“[…] Judging from [Roger] Harper’s statement before the New Zealand tour, one would have to assume that [Kraigg] Brathwaite’s batting performances on the England tour and the matches immediately preceding the New Zealand series were of concern to the selectors.
“Given his scores in New Zealand, how does the move to appoint him captain make logical sense then—even with the absence of several senior players for Bangladesh?”
In the following Letter to the Editor, cricket enthusiast Louis Carrington questions the selection of Kraigg Brathwaite as Test captain as well as the limited roles for Sunil Ambris and Chemar Holder:
The West Indies selectors defy logic in their test team selection. Let us begin with the naming of Kraigg Brathwaite as captain.
I respect that with the number of players opting not to go on this tour, it was a difficult decision to find a suitable captain. However, let us analyse the rationale given by lead selector Roger Harper for appointing Rolston Chase as the vice-captain of the Test team to New Zealand, when he relieved Kraigg Brathwaite of that responsibility for him to concentrate on his batting.
This move produced scores of 21, 10, 0 and 24 and followed Brathwaite’s scores of 65, 4, 75, 12, 1 and 19 on the England tour. From a total of 231 runs, only 55 of them (in four innings) came after he was relieved of the vice-captaincy.
Yet the selectors found it necessary to appoint him captain of a team with little or no test experience.
Judging from Harper’s statement before the New Zealand tour, one would have to assume that Brathwaite’s batting performances on the England tour and the matches immediately preceding the New Zealand series were of concern to the selectors.
Given his scores in New Zealand, how does the move to appoint him captain make logical sense then—even with the absence of several senior players for Bangladesh? If this is not throwing him under the bus, then I must ask what is?
Another questionable selections is that of John Campbell. After a reasonable start again England in 2019 with scores of 44, 33, 47, 11*, 41 and 0, he followed with scores of 55 and 19* against Afghanistan.
His scores on the England tour were 28, 8*, 12, 4, 32 and 0, followed by 26, 2, 14 and 68 in New Zealand.
Campbell’s total runs after his first six innings in 2019 were 176 with an average of 35.2, with one not out. His English tour produced the sum total of 84 runs at an average of 16.8, followed by 110 runs with a high score of 68 (in his final innings) in New Zealand at an average of 27.5.
An overall total since debut of 444 runs from 18 innings with three not-outs at an average of 29.6. One must ask are we rewarding mediocrity? Or, as one person commented after his score of 68, ‘has has he secured his seat on the plane for the next tour’ with one innings in New Zealand?
Even more baffling is the omission of Chemar Holder who made a reasonable debut against New Zealand but cannot making the touring party for the Test squad, and is only included in the limited overs squad.

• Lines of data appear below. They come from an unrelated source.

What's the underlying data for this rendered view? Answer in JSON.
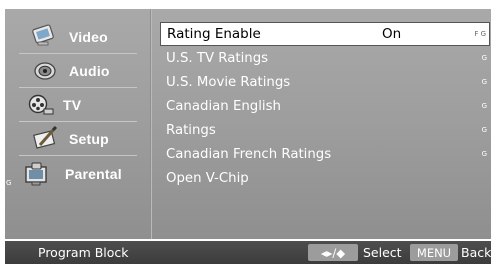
{
  "sidebar": {
    "items": [
      {
        "label": "Video",
        "icon": "video-icon"
      },
      {
        "label": "Audio",
        "icon": "audio-icon"
      },
      {
        "label": "TV",
        "icon": "tv-icon"
      },
      {
        "label": "Setup",
        "icon": "setup-icon"
      },
      {
        "label": "Parental",
        "icon": "parental-icon",
        "active": true
      }
    ],
    "side_mark": "G"
  },
  "menu": {
    "rows": [
      {
        "label": "Rating Enable",
        "value": "On",
        "mark": "F G",
        "selected": true
      },
      {
        "label": "U.S. TV Ratings",
        "mark": "G"
      },
      {
        "label": "U.S. Movie Ratings",
        "mark": "G"
      },
      {
        "label": "Canadian English",
        "mark": "G"
      },
      {
        "label": "Ratings",
        "mark": "G"
      },
      {
        "label": "Canadian French Ratings",
        "mark": "G"
      },
      {
        "label": "Open V-Chip"
      }
    ]
  },
  "bottom_bar": {
    "status": "Program Block",
    "nav_key": "◂▸/◆",
    "nav_hint": "Select",
    "menu_key": "MENU",
    "menu_hint": "Back"
  },
  "colors": {
    "panel": "#a0a0a0",
    "bottom_bar": "#444444",
    "key_badge": "#9c9c9c",
    "selected_row": "#ffffff"
  }
}
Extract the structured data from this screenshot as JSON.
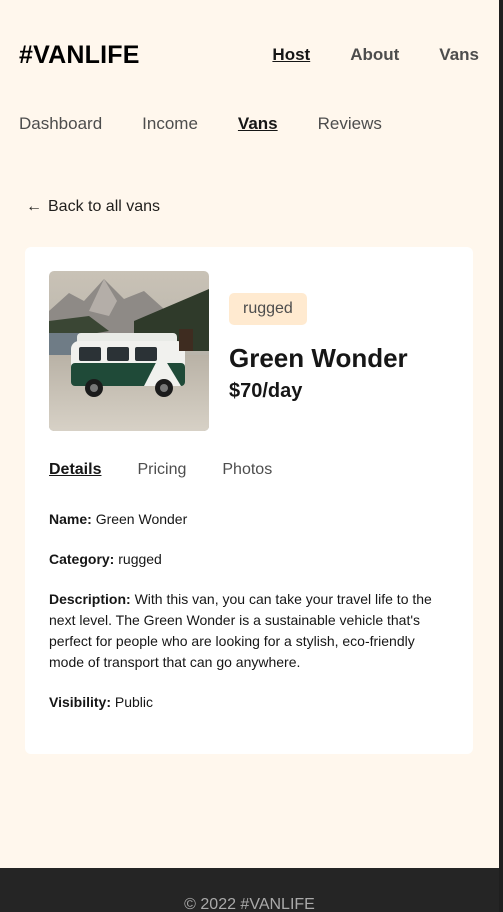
{
  "header": {
    "logo": "#VANLIFE",
    "nav": [
      {
        "label": "Host",
        "active": true
      },
      {
        "label": "About",
        "active": false
      },
      {
        "label": "Vans",
        "active": false
      }
    ]
  },
  "host_nav": [
    {
      "label": "Dashboard",
      "active": false
    },
    {
      "label": "Income",
      "active": false
    },
    {
      "label": "Vans",
      "active": true
    },
    {
      "label": "Reviews",
      "active": false
    }
  ],
  "back_link": "Back to all vans",
  "van": {
    "type": "rugged",
    "name": "Green Wonder",
    "price": "$70/day",
    "image_alt": "green and white camper van"
  },
  "tabs": [
    {
      "label": "Details",
      "active": true
    },
    {
      "label": "Pricing",
      "active": false
    },
    {
      "label": "Photos",
      "active": false
    }
  ],
  "details": {
    "name_label": "Name:",
    "name_value": "Green Wonder",
    "category_label": "Category:",
    "category_value": "rugged",
    "description_label": "Description:",
    "description_value": "With this van, you can take your travel life to the next level. The Green Wonder is a sustainable vehicle that's perfect for people who are looking for a stylish, eco-friendly mode of transport that can go anywhere.",
    "visibility_label": "Visibility:",
    "visibility_value": "Public"
  },
  "footer": "© 2022 #VANLIFE",
  "colors": {
    "background": "#fff7ed",
    "badge_bg": "#ffead0",
    "footer_bg": "#252525"
  }
}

Instead, Harper and company found room for two orthodox left arm spinners in Veerasammy Permaul and Jomel Warrican and a right arm off spinner in Rahkeem Cornwall, backed up by another left arm orthodox spinning all rounder in Kavem Hodge.
Were the selectors under the spirits of the season? Their reasoning and thinking had to be impaired by something to carry three spinners and a spinning all rounder.
An argument that can be made when questioning the selections is a case for Sunil Ambris. This is a versatile player who made his debut against New Zealand in 2017. He has played six test matches with a highest score of 43.
While, as I said earlier in relation to Campbell, we ought not to be rewarding mediocrity; this is not really such a case.
In the absence of a second wicketkeeper, Ambris could have been a more useful member of the touring party, since none of the three spinners included is likely to be a match winner. Ambris would have added more options in the batting and more balance as a contingency, even with his modest return thus far in the Test arena.
Harper and company ought to explain their thinking, otherwise one cannot help but think that they are band of marauding lunatics who cannot be taken seriously.
The composition of this Test team leaves a lot to be desired, even in the face of the withdrawals. The Test squad lacks balance and appears to be the work of persons that are consumed with the sprits of the current season.
In addition to saying that the more things change is the more they remain the same, I can also say doing the same things and expecting a different result is the beginning of lunacy.